(2) The first [$300,000], plus three-fourths of any balance of the intestate estate, if no descendant of the decedent survives the decedent, but a parent of the decedent survives the decedent;
(3) The first [$225,000], plus one-half of any balance of the intestate estate, if all of the decedent’s surviving descendants are also descendants of the surviving spouse and the surviving spouse has one or more surviving descendants who are not descendants of the decedent;
(4) The first [$150,000], plus one-half of any balance of the intestate estate, if one or more of the decedent’s surviving descendants are not descendants of the surviving spouse.
B. Domestic Partners and Intestate Succession
1. Marriage requirement: The term spouse as used in descent and distribution statutes assumes that the couple has gone through a valid marriage ceremony.
2. Cohabitants: Non-married couples who live together generally do not qualify as spouses and have no inheritance rights upon the death of one.
i. Common law marriage – common law marriage doctrines generally provide that if a couple lives together for the requisite period of time and holds itself out as a married couple, the couple is treated as a married couple even though its members fail to go through a valid marriage ceremony. If cohabitants meet the requirements for common law marriage, they have the inheritance rights of a married couple. Not all jurisdictions recognize common law marriages.
ii. Same-sex couples – In a few states, same-sex couples may enter into a “civil union” or register with the state as “reciprocal beneficiaries” or “domestic partners” and then receive inheritance rights and elective share rights similar to those of a spouse. Where permitted, such rights vary greatly in detail from state to state. The federal government does not recognize same-sex marriage.
C. Marital Property Systems
1. Separate Property System (Common Law) – followed by the majority of jurisdictions

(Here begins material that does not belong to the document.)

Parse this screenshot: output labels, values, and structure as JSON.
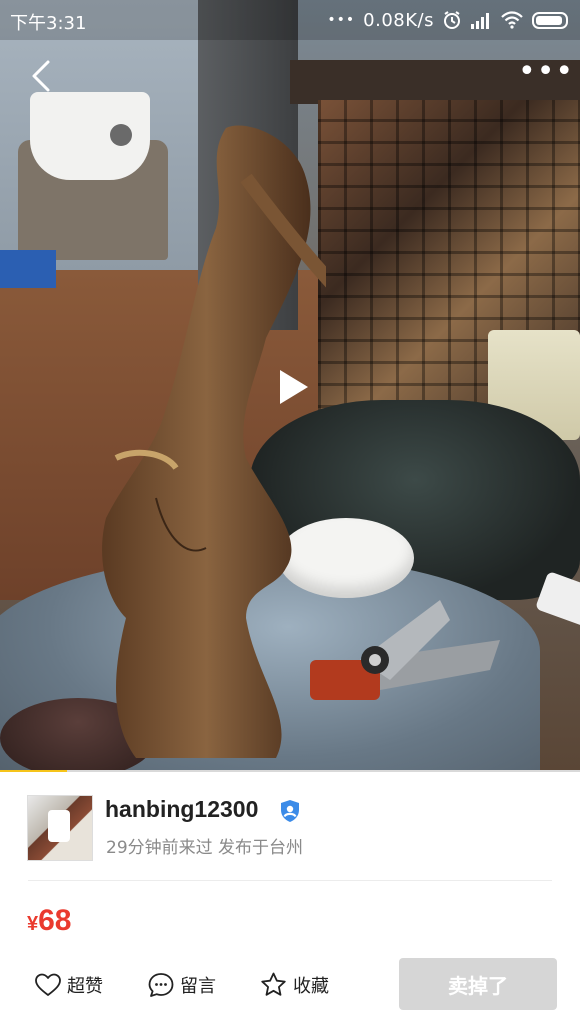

i. Any property acquired by either spouse, including his or her earnings, is that spouse’s separate property. A spouse has no rights in the other spouse’s separate property absent divorce or death, unless the property is put under both spouses’ names to become joint owners.
If one spouse is the wage earner while the other